A to Z of Excel Functions: the DB Function
30 April 2018
Welcome back to our regular A to Z of Excel Functions blog. Today we look at the DB function.
The DB function
Depreciation is a method of allocating costs over the useful economic life of an asset (e.g. a building, a car, a computer). This function returns the depreciation of an asset for a specified period using what is known as the fixeddeclining balance method (explained below).
Declining balance is a form of accelerated depreciation that will depreciate more aggressively than the straightline method (where the same charge is applied in each period of equal length). This method is appropriate when an asset has higher functionality in the early years of use and becomes obsolete quickly. This method ensures that more depreciation is accounted for in the first few years, as a constant rate is applied to the remaining nondepreciated balance. Fixed assets such as computer equipment are a good example since they are typically only used for a couple of years and then replaced.

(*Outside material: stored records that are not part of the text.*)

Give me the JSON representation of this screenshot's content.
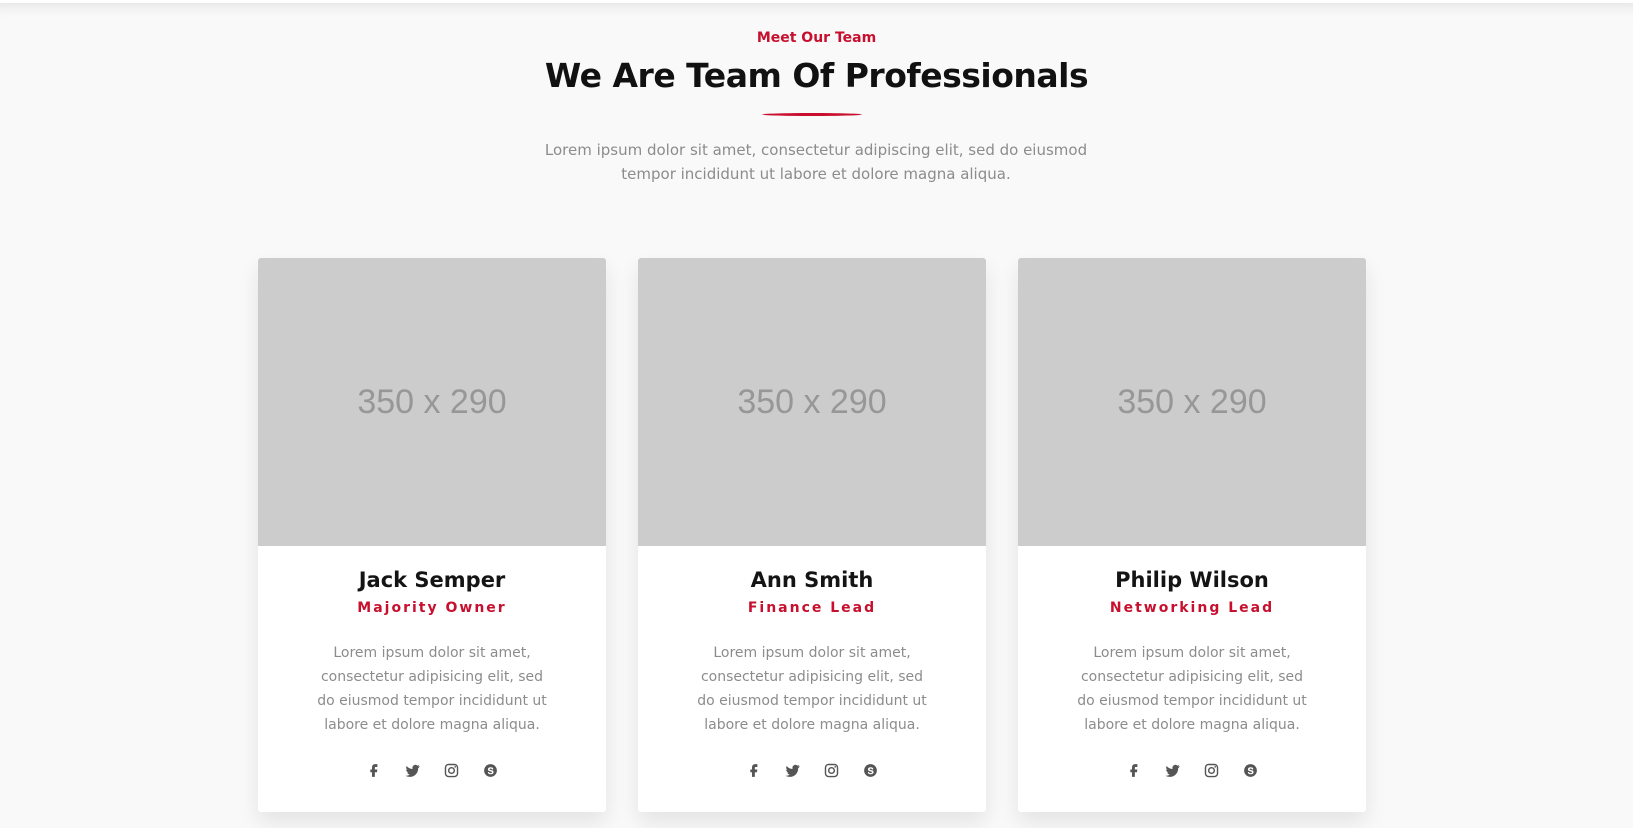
{
  "section": {
    "eyebrow": "Meet Our Team",
    "title": "We Are Team Of Professionals",
    "intro": "Lorem ipsum dolor sit amet, consectetur adipiscing elit, sed do eiusmod tempor incididunt ut labore et dolore magna aliqua."
  },
  "colors": {
    "accent": "#c8102e",
    "heading": "#141414",
    "body_text": "#8c8c8c",
    "placeholder_bg": "#cccccc",
    "placeholder_text": "#979797",
    "icon": "#555555"
  },
  "team": [
    {
      "photo_placeholder": "350 x 290",
      "name": "Jack Semper",
      "role": "Majority Owner",
      "bio": "Lorem ipsum dolor sit amet, consectetur adipisicing elit, sed do eiusmod tempor incididunt ut labore et dolore magna aliqua.",
      "socials": [
        "facebook-icon",
        "twitter-icon",
        "instagram-icon",
        "skype-icon"
      ]
    },
    {
      "photo_placeholder": "350 x 290",
      "name": "Ann Smith",
      "role": "Finance Lead",
      "bio": "Lorem ipsum dolor sit amet, consectetur adipisicing elit, sed do eiusmod tempor incididunt ut labore et dolore magna aliqua.",
      "socials": [
        "facebook-icon",
        "twitter-icon",
        "instagram-icon",
        "skype-icon"
      ]
    },
    {
      "photo_placeholder": "350 x 290",
      "name": "Philip Wilson",
      "role": "Networking Lead",
      "bio": "Lorem ipsum dolor sit amet, consectetur adipisicing elit, sed do eiusmod tempor incididunt ut labore et dolore magna aliqua.",
      "socials": [
        "facebook-icon",
        "twitter-icon",
        "instagram-icon",
        "skype-icon"
      ]
    }
  ]
}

The DB function employs the following syntax to operate:
DB(cost, salvage, life, period, [month])
The DB function has the following arguments:
 cost: this is required and represents the initial cost of the asset

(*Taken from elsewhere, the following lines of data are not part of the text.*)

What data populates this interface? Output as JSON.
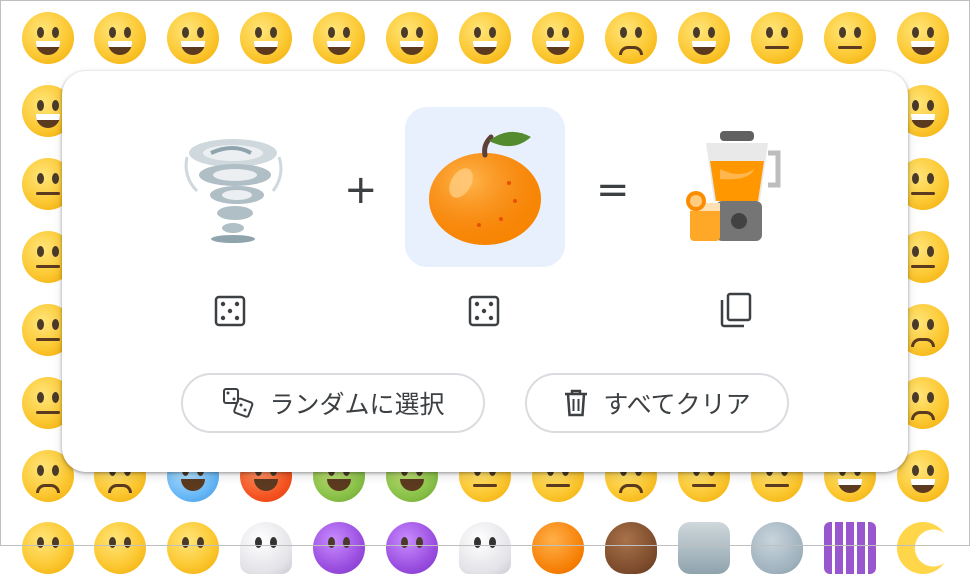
{
  "mixer": {
    "plus_sign": "+",
    "equals_sign": "=",
    "slots": [
      {
        "emoji": "tornado",
        "selected": false
      },
      {
        "emoji": "tangerine",
        "selected": true
      },
      {
        "emoji": "blender-with-orange-juice",
        "selected": false
      }
    ],
    "icons": [
      "dice-icon",
      "dice-icon",
      "copy-icon"
    ]
  },
  "actions": {
    "random_label": "ランダムに選択",
    "clear_label": "すべてクリア",
    "random_icon": "shuffle-dice-icon",
    "clear_icon": "trash-icon"
  },
  "colors": {
    "selected_slot_bg": "#e8f0fe",
    "text": "#3c4043",
    "pill_border": "#dadce0",
    "emoji_yellow": "#fcc934"
  }
}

 salvage: this is also required. This is the value at the end of the depreciation (sometimes called the salvage value of the asset)
 life: this is required. This is the number of periods over which the asset is being depreciated (sometimes called the useful life of the asset)

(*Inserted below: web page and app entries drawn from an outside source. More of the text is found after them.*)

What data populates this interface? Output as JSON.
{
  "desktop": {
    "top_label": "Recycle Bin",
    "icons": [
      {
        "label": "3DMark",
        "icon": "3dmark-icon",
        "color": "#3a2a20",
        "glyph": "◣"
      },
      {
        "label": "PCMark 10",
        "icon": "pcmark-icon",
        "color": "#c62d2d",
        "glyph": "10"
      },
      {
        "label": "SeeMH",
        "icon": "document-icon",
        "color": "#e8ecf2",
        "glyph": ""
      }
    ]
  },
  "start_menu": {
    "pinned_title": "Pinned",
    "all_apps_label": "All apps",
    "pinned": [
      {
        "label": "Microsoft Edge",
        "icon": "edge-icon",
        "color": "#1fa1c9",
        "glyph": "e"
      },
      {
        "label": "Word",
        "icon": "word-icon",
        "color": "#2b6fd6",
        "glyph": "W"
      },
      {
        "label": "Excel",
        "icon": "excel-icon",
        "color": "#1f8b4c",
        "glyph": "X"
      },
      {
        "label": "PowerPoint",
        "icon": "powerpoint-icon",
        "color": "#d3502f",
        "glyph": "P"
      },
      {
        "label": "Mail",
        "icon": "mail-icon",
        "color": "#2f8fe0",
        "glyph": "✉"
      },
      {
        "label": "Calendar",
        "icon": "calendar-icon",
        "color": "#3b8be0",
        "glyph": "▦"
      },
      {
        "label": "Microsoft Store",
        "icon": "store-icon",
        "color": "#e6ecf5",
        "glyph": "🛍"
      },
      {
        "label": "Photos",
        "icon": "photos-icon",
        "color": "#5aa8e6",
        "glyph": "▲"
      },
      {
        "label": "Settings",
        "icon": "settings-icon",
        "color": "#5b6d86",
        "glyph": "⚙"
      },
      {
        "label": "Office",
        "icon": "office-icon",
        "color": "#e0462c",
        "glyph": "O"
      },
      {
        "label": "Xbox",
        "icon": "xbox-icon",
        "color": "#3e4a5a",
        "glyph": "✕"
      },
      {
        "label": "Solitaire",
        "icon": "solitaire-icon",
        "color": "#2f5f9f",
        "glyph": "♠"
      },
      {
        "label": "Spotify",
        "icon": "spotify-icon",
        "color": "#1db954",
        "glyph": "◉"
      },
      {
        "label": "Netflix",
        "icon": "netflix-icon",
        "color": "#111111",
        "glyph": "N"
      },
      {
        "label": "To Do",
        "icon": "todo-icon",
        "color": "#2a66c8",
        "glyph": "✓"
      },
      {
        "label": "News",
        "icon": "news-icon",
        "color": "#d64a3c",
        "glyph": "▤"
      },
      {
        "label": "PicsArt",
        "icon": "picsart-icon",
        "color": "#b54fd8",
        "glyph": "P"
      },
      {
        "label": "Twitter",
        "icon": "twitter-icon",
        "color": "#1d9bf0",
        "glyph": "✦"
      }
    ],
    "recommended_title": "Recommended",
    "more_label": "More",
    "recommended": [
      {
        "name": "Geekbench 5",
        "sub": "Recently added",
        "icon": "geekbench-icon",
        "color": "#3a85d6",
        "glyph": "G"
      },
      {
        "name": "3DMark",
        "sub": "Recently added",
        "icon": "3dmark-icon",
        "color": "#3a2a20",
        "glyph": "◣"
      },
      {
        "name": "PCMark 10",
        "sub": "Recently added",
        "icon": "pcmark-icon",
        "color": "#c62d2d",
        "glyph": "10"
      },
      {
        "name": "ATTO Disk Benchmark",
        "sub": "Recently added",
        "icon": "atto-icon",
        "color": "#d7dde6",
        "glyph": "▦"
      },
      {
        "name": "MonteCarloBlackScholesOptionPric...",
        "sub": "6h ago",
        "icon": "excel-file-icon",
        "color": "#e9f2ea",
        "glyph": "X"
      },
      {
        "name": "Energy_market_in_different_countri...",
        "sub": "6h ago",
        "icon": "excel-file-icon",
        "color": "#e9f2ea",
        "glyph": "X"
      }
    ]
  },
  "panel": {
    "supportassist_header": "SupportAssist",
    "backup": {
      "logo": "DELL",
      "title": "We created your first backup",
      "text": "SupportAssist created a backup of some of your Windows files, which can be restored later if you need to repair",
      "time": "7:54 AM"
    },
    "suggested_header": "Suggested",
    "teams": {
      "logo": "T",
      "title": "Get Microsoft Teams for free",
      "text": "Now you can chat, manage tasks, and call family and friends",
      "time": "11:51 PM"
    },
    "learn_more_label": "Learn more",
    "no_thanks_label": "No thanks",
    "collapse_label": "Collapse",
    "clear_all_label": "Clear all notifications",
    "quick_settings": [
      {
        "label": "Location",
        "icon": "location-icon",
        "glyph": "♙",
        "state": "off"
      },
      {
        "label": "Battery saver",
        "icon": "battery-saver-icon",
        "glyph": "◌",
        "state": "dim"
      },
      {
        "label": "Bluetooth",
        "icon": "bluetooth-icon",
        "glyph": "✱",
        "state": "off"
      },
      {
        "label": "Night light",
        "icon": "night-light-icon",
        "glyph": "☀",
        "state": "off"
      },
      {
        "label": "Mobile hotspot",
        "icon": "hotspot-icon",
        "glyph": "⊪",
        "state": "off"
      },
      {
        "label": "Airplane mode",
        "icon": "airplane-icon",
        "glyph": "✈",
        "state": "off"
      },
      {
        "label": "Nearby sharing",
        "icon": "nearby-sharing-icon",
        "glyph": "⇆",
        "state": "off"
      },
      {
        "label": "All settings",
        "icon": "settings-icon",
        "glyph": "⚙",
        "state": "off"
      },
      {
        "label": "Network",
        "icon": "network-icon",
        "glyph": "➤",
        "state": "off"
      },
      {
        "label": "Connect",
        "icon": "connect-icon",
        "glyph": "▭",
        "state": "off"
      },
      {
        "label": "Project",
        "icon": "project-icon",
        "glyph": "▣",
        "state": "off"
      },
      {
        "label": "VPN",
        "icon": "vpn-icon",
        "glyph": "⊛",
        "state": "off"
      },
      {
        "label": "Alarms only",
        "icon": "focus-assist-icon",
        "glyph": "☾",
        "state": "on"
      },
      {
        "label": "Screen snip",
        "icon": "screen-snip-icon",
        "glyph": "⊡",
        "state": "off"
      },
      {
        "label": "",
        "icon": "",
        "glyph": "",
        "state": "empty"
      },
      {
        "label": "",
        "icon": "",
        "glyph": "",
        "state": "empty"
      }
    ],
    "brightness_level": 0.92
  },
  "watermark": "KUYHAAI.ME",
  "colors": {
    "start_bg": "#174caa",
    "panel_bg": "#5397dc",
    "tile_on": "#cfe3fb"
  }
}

 period: another variable required. This is the period for which you want to calculate the depreciation. The period must use the same units as life
 month: this argument is optional and represents the number of months in the first year. If month is omitted, it is assumed to be 12 (the number of months in a year).
It should be further noted that:
 the fixeddeclining balance method computes depreciation at a fixed (i.e. constant) rate. DB uses the following formulae to calculate depreciation for a period:

(cost  total depreciation from prior periods) * rate
 where:

rate = 1  ((salvage / cost) ^ (1 / life))
 rounded to three decimal places
 Depreciation for the first and last periods is a special case. For the first period, DB uses this formula:

cost * rate * month / 12
 For the last period, DB uses this formula:

((cost  total depreciation from prior periods) * rate * (12  month)) / 12
Given rounding issues and the method of prorating, it should be noted that the depreciation will often not equal the amount to be depreciated at the end of the life (see the example below). In financial modelling, you may need to calculate depreciation from first principles instead.
Please see my example below:
We’ll continue our A to Z of Excel Functions soon. Keep checking back – there’s a new blog post every business day.
A full page of the function articles can be found here.